Summary: My 'Ohm' board is now ready for a small-scale production run. My 'Ohm+' PCB artwork is also ready but needs worthy working HDL examples to make it a viable platform. Therefore I will focus on taking the 'Ohm' board on to the next level, but also see what examples could be brought to Ohm+ as well as the Ohm...
Well, that's all for now. As soon as I know how much these boards will cost to make, I will post another update (hopefully soon). Watch this space! ;-)
Before I continue on with RAM testing on the Ohm+, thought I'd do some more testing of the Ohm board's ADC and PWM capabilities.
For this test, I knocked up a 'quick and dirty' Video overlay, with the FleaFPGA Ohm providing a 256x64 bitmap overlay for a video signal from a reverse parking camera. Here is a picture of the test setup:
As you can see, there isn't really much to it! :-)
In the above pic, RCA plug into the mini 'hat' is feeding into one of Flea Ohm's ADC inputs from the reversing camera (shown left). While the other RCA connection (bottom right) is connected to a PWM output pin with overlaid video driving a TV monitor (shown in the next picture.. :-).
Anyway, here's our test result... and the result was better than expected:
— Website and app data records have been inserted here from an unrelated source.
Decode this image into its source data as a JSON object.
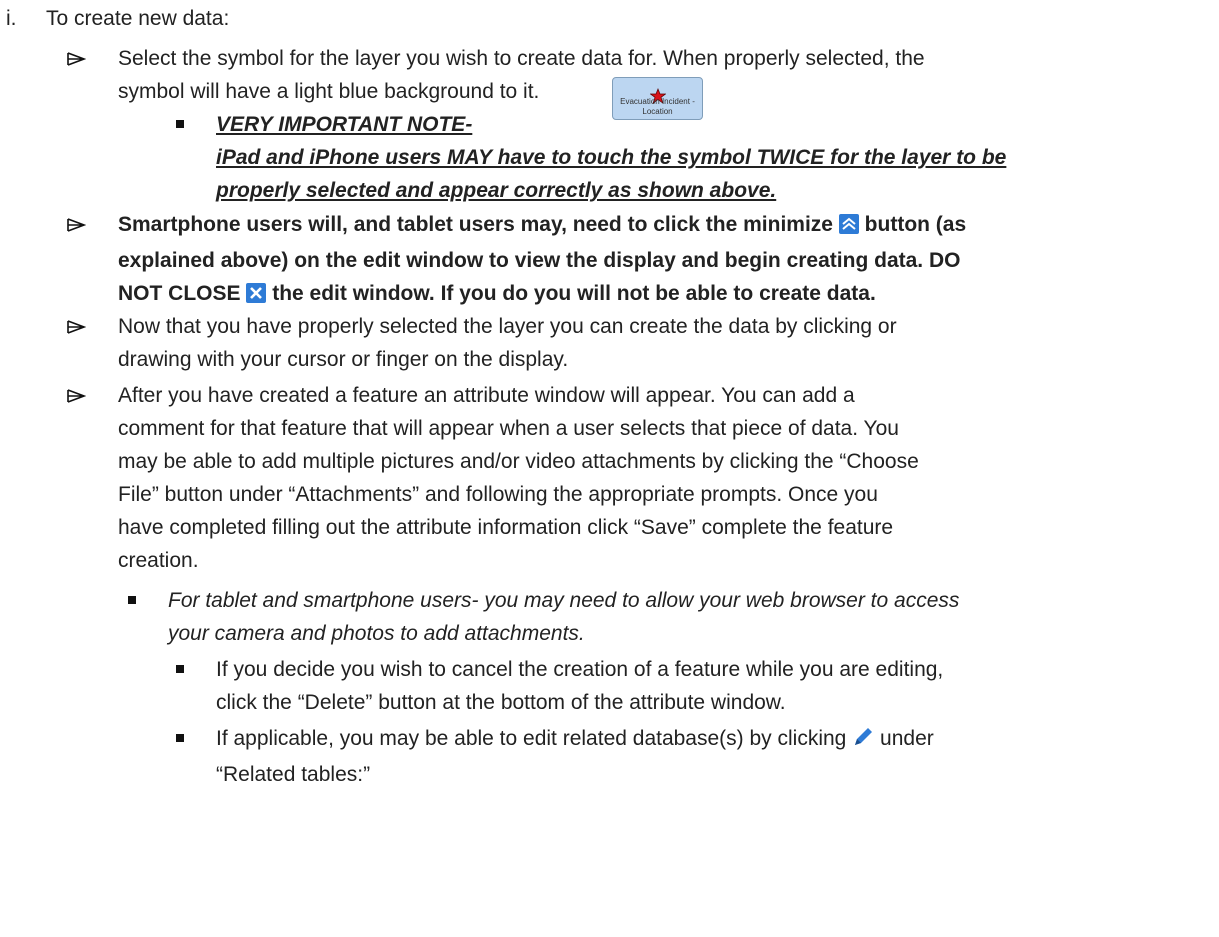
{
  "list_marker": "i.",
  "heading": "To create new data:",
  "item1": {
    "text": "Select the symbol for the layer you wish to create data for.  When properly selected, the",
    "text2": "symbol will have a light blue background to it.",
    "symbol_label": "Evacuation Incident - Location",
    "note_title": "VERY IMPORTANT NOTE-",
    "note_line1": "iPad and iPhone users MAY have to touch the symbol TWICE for the layer to be",
    "note_line2": "properly selected and appear correctly as shown above."
  },
  "item2": {
    "line1a": "Smartphone users will, and tablet users may, need to click the minimize",
    "line1b": "button (as",
    "line2": "explained above) on the edit window to view the display and begin creating data.  DO",
    "line3a": "NOT CLOSE",
    "line3b": "the edit window.  If you do you will not be able to create data."
  },
  "item3": {
    "line1": "Now that you have properly selected the layer you can create the data by clicking or",
    "line2": "drawing with your cursor or finger on the display."
  },
  "item4": {
    "line1": "After you have created a feature an attribute window will appear.  You can add a",
    "line2": "comment for that feature that will appear when a user selects that piece of data.  You",
    "line3": "may be able to add multiple pictures and/or video attachments by clicking the “Choose",
    "line4": "File” button under “Attachments” and following the appropriate prompts.  Once you",
    "line5": "have completed filling out the attribute information click “Save” complete the feature",
    "line6": "creation."
  },
  "item5": {
    "line1": "For tablet and smartphone users- you may need to allow your web browser to access",
    "line2": "your camera and photos to add attachments."
  },
  "item6": {
    "line1": "If you decide you wish to cancel the creation of a feature while you are editing,",
    "line2": "click the “Delete” button at the bottom of the attribute window."
  },
  "item7": {
    "line1a": "If applicable, you may be able to edit related database(s) by clicking",
    "line1b": "under",
    "line2": "“Related tables:”"
  },
  "icons": {
    "star": "red-star-icon",
    "minimize": "minimize-icon",
    "close": "close-icon",
    "pencil": "pencil-icon"
  },
  "colors": {
    "symbol_bg": "#bcd6f1",
    "icon_blue": "#2e7bd6",
    "star_red": "#d8131a"
  }
}
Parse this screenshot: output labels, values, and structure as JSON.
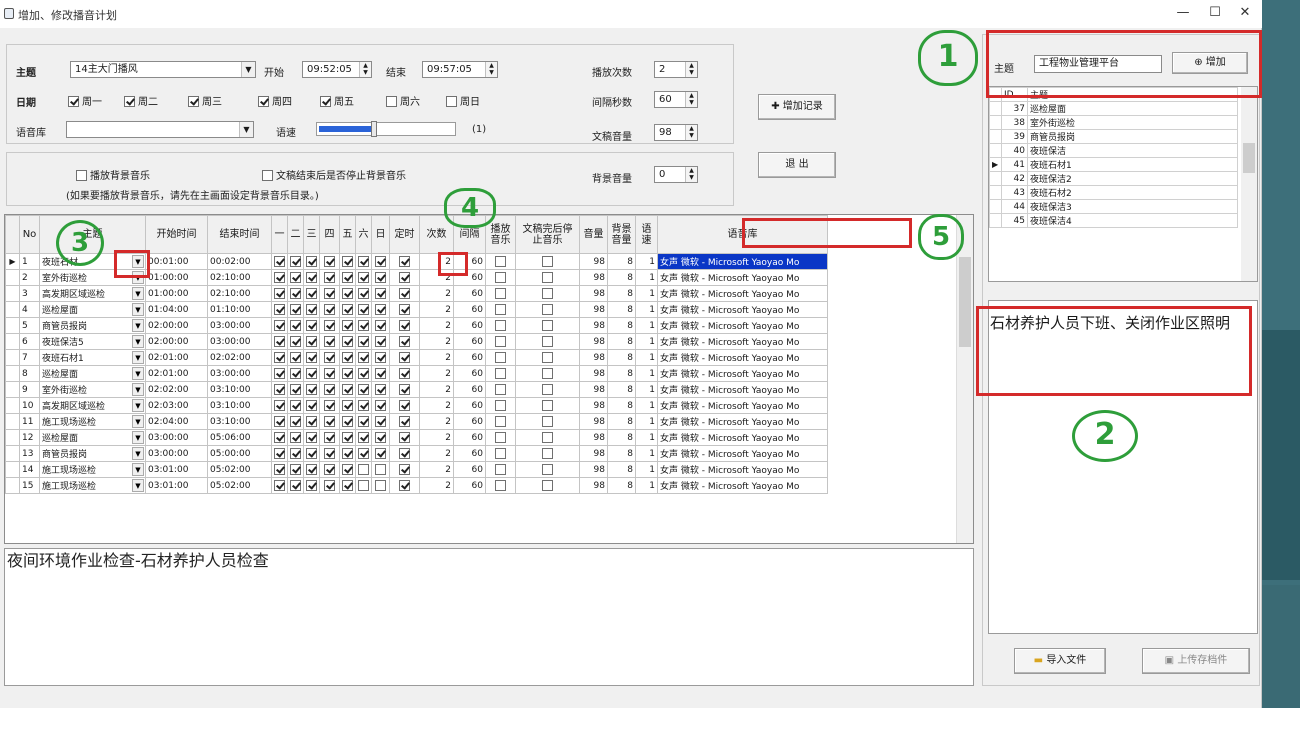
{
  "window": {
    "title": "增加、修改播音计划",
    "minimize": "—",
    "maximize": "☐",
    "close": "✕"
  },
  "form": {
    "theme_label": "主题",
    "theme_value": "14主大门播风",
    "start_label": "开始",
    "start_value": "09:52:05",
    "end_label": "结束",
    "end_value": "09:57:05",
    "play_count_label": "播放次数",
    "play_count_value": "2",
    "date_label": "日期",
    "weekdays": [
      {
        "label": "周一",
        "checked": true
      },
      {
        "label": "周二",
        "checked": true
      },
      {
        "label": "周三",
        "checked": true
      },
      {
        "label": "周四",
        "checked": true
      },
      {
        "label": "周五",
        "checked": true
      },
      {
        "label": "周六",
        "checked": false
      },
      {
        "label": "周日",
        "checked": false
      }
    ],
    "interval_label": "间隔秒数",
    "interval_value": "60",
    "voice_label": "语音库",
    "voice_value": "",
    "speed_label": "语速",
    "speed_level": 0.5,
    "speed_value": "(1)",
    "text_volume_label": "文稿音量",
    "text_volume_value": "98",
    "bg_music_label": "播放背景音乐",
    "bg_music_stop_label": "文稿结束后是否停止背景音乐",
    "bg_volume_label": "背景音量",
    "bg_volume_value": "0",
    "bg_note": "(如果要播放背景音乐，请先在主画面设定背景音乐目录。)",
    "add_record_button": "✚ 增加记录",
    "exit_button": "退 出"
  },
  "grid": {
    "headers": [
      "No",
      "主题",
      "开始时间",
      "结束时间",
      "一",
      "二",
      "三",
      "四",
      "五",
      "六",
      "日",
      "定时",
      "次数",
      "间隔",
      "播放音乐",
      "文稿完后停止音乐",
      "音量",
      "背景音量",
      "语速",
      "语音库"
    ],
    "rows": [
      {
        "no": "1",
        "theme": "夜班石材",
        "start": "00:01:00",
        "end": "00:02:00",
        "days": [
          1,
          1,
          1,
          1,
          1,
          1,
          1
        ],
        "timed": 1,
        "count": "2",
        "interval": "60",
        "music": 0,
        "stop": 0,
        "vol": "98",
        "bgvol": "8",
        "speed": "1",
        "voice": "女声 微软 - Microsoft Yaoyao Mo",
        "selected": true
      },
      {
        "no": "2",
        "theme": "室外街巡检",
        "start": "01:00:00",
        "end": "02:10:00",
        "days": [
          1,
          1,
          1,
          1,
          1,
          1,
          1
        ],
        "timed": 1,
        "count": "2",
        "interval": "60",
        "music": 0,
        "stop": 0,
        "vol": "98",
        "bgvol": "8",
        "speed": "1",
        "voice": "女声 微软 - Microsoft Yaoyao Mo"
      },
      {
        "no": "3",
        "theme": "高发期区域巡检",
        "start": "01:00:00",
        "end": "02:10:00",
        "days": [
          1,
          1,
          1,
          1,
          1,
          1,
          1
        ],
        "timed": 1,
        "count": "2",
        "interval": "60",
        "music": 0,
        "stop": 0,
        "vol": "98",
        "bgvol": "8",
        "speed": "1",
        "voice": "女声 微软 - Microsoft Yaoyao Mo"
      },
      {
        "no": "4",
        "theme": "巡检屋面",
        "start": "01:04:00",
        "end": "01:10:00",
        "days": [
          1,
          1,
          1,
          1,
          1,
          1,
          1
        ],
        "timed": 1,
        "count": "2",
        "interval": "60",
        "music": 0,
        "stop": 0,
        "vol": "98",
        "bgvol": "8",
        "speed": "1",
        "voice": "女声 微软 - Microsoft Yaoyao Mo"
      },
      {
        "no": "5",
        "theme": "商管员报岗",
        "start": "02:00:00",
        "end": "03:00:00",
        "days": [
          1,
          1,
          1,
          1,
          1,
          1,
          1
        ],
        "timed": 1,
        "count": "2",
        "interval": "60",
        "music": 0,
        "stop": 0,
        "vol": "98",
        "bgvol": "8",
        "speed": "1",
        "voice": "女声 微软 - Microsoft Yaoyao Mo"
      },
      {
        "no": "6",
        "theme": "夜班保洁5",
        "start": "02:00:00",
        "end": "03:00:00",
        "days": [
          1,
          1,
          1,
          1,
          1,
          1,
          1
        ],
        "timed": 1,
        "count": "2",
        "interval": "60",
        "music": 0,
        "stop": 0,
        "vol": "98",
        "bgvol": "8",
        "speed": "1",
        "voice": "女声 微软 - Microsoft Yaoyao Mo"
      },
      {
        "no": "7",
        "theme": "夜班石材1",
        "start": "02:01:00",
        "end": "02:02:00",
        "days": [
          1,
          1,
          1,
          1,
          1,
          1,
          1
        ],
        "timed": 1,
        "count": "2",
        "interval": "60",
        "music": 0,
        "stop": 0,
        "vol": "98",
        "bgvol": "8",
        "speed": "1",
        "voice": "女声 微软 - Microsoft Yaoyao Mo"
      },
      {
        "no": "8",
        "theme": "巡检屋面",
        "start": "02:01:00",
        "end": "03:00:00",
        "days": [
          1,
          1,
          1,
          1,
          1,
          1,
          1
        ],
        "timed": 1,
        "count": "2",
        "interval": "60",
        "music": 0,
        "stop": 0,
        "vol": "98",
        "bgvol": "8",
        "speed": "1",
        "voice": "女声 微软 - Microsoft Yaoyao Mo"
      },
      {
        "no": "9",
        "theme": "室外街巡检",
        "start": "02:02:00",
        "end": "03:10:00",
        "days": [
          1,
          1,
          1,
          1,
          1,
          1,
          1
        ],
        "timed": 1,
        "count": "2",
        "interval": "60",
        "music": 0,
        "stop": 0,
        "vol": "98",
        "bgvol": "8",
        "speed": "1",
        "voice": "女声 微软 - Microsoft Yaoyao Mo"
      },
      {
        "no": "10",
        "theme": "高发期区域巡检",
        "start": "02:03:00",
        "end": "03:10:00",
        "days": [
          1,
          1,
          1,
          1,
          1,
          1,
          1
        ],
        "timed": 1,
        "count": "2",
        "interval": "60",
        "music": 0,
        "stop": 0,
        "vol": "98",
        "bgvol": "8",
        "speed": "1",
        "voice": "女声 微软 - Microsoft Yaoyao Mo"
      },
      {
        "no": "11",
        "theme": "施工现场巡检",
        "start": "02:04:00",
        "end": "03:10:00",
        "days": [
          1,
          1,
          1,
          1,
          1,
          1,
          1
        ],
        "timed": 1,
        "count": "2",
        "interval": "60",
        "music": 0,
        "stop": 0,
        "vol": "98",
        "bgvol": "8",
        "speed": "1",
        "voice": "女声 微软 - Microsoft Yaoyao Mo"
      },
      {
        "no": "12",
        "theme": "巡检屋面",
        "start": "03:00:00",
        "end": "05:06:00",
        "days": [
          1,
          1,
          1,
          1,
          1,
          1,
          1
        ],
        "timed": 1,
        "count": "2",
        "interval": "60",
        "music": 0,
        "stop": 0,
        "vol": "98",
        "bgvol": "8",
        "speed": "1",
        "voice": "女声 微软 - Microsoft Yaoyao Mo"
      },
      {
        "no": "13",
        "theme": "商管员报岗",
        "start": "03:00:00",
        "end": "05:00:00",
        "days": [
          1,
          1,
          1,
          1,
          1,
          1,
          1
        ],
        "timed": 1,
        "count": "2",
        "interval": "60",
        "music": 0,
        "stop": 0,
        "vol": "98",
        "bgvol": "8",
        "speed": "1",
        "voice": "女声 微软 - Microsoft Yaoyao Mo"
      },
      {
        "no": "14",
        "theme": "施工现场巡检",
        "start": "03:01:00",
        "end": "05:02:00",
        "days": [
          1,
          1,
          1,
          1,
          1,
          0,
          0
        ],
        "timed": 1,
        "count": "2",
        "interval": "60",
        "music": 0,
        "stop": 0,
        "vol": "98",
        "bgvol": "8",
        "speed": "1",
        "voice": "女声 微软 - Microsoft Yaoyao Mo"
      },
      {
        "no": "15",
        "theme": "施工现场巡检",
        "start": "03:01:00",
        "end": "05:02:00",
        "days": [
          1,
          1,
          1,
          1,
          1,
          0,
          0
        ],
        "timed": 1,
        "count": "2",
        "interval": "60",
        "music": 0,
        "stop": 0,
        "vol": "98",
        "bgvol": "8",
        "speed": "1",
        "voice": "女声 微软 - Microsoft Yaoyao Mo"
      }
    ]
  },
  "bottom_text": "夜间环境作业检查-石材养护人员检查",
  "right": {
    "theme_label": "主题",
    "theme_value": "工程物业管理平台",
    "add_button": "增加",
    "list_header_id": "ID",
    "list_header_theme": "主题",
    "list": [
      {
        "id": "37",
        "name": "巡检屋面",
        "current": false
      },
      {
        "id": "38",
        "name": "室外街巡检",
        "current": false
      },
      {
        "id": "39",
        "name": "商管员报岗",
        "current": false
      },
      {
        "id": "40",
        "name": "夜班保洁",
        "current": false
      },
      {
        "id": "41",
        "name": "夜班石材1",
        "current": true
      },
      {
        "id": "42",
        "name": "夜班保洁2",
        "current": false
      },
      {
        "id": "43",
        "name": "夜班石材2",
        "current": false
      },
      {
        "id": "44",
        "name": "夜班保洁3",
        "current": false
      },
      {
        "id": "45",
        "name": "夜班保洁4",
        "current": false
      }
    ],
    "content_text": "石材养护人员下班、关闭作业区照明",
    "import_button": "导入文件",
    "save_button": "上传存档件"
  },
  "annotations": [
    "1",
    "2",
    "3",
    "4",
    "5"
  ]
}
Admittedly, there is some noticeable loss in image quality as I am running the ADC and PWM @ approximately 6-7 bits resolution. However, I did not believe it would work as well as it did. While I am running the ADC and PWM sample clocks at 20% above normal (effectively over-clocking the ADC), I suspect there may be room for improved performance via tweaks to the hdl - tweaks that may allow the ADC to meet the FPGA's timing requirements at the faster sample clock. Still, it is good to see what Flea Ohm's humble ADC and PWM pins could be capable of..
Well, that's it for now - back to more testing! :-)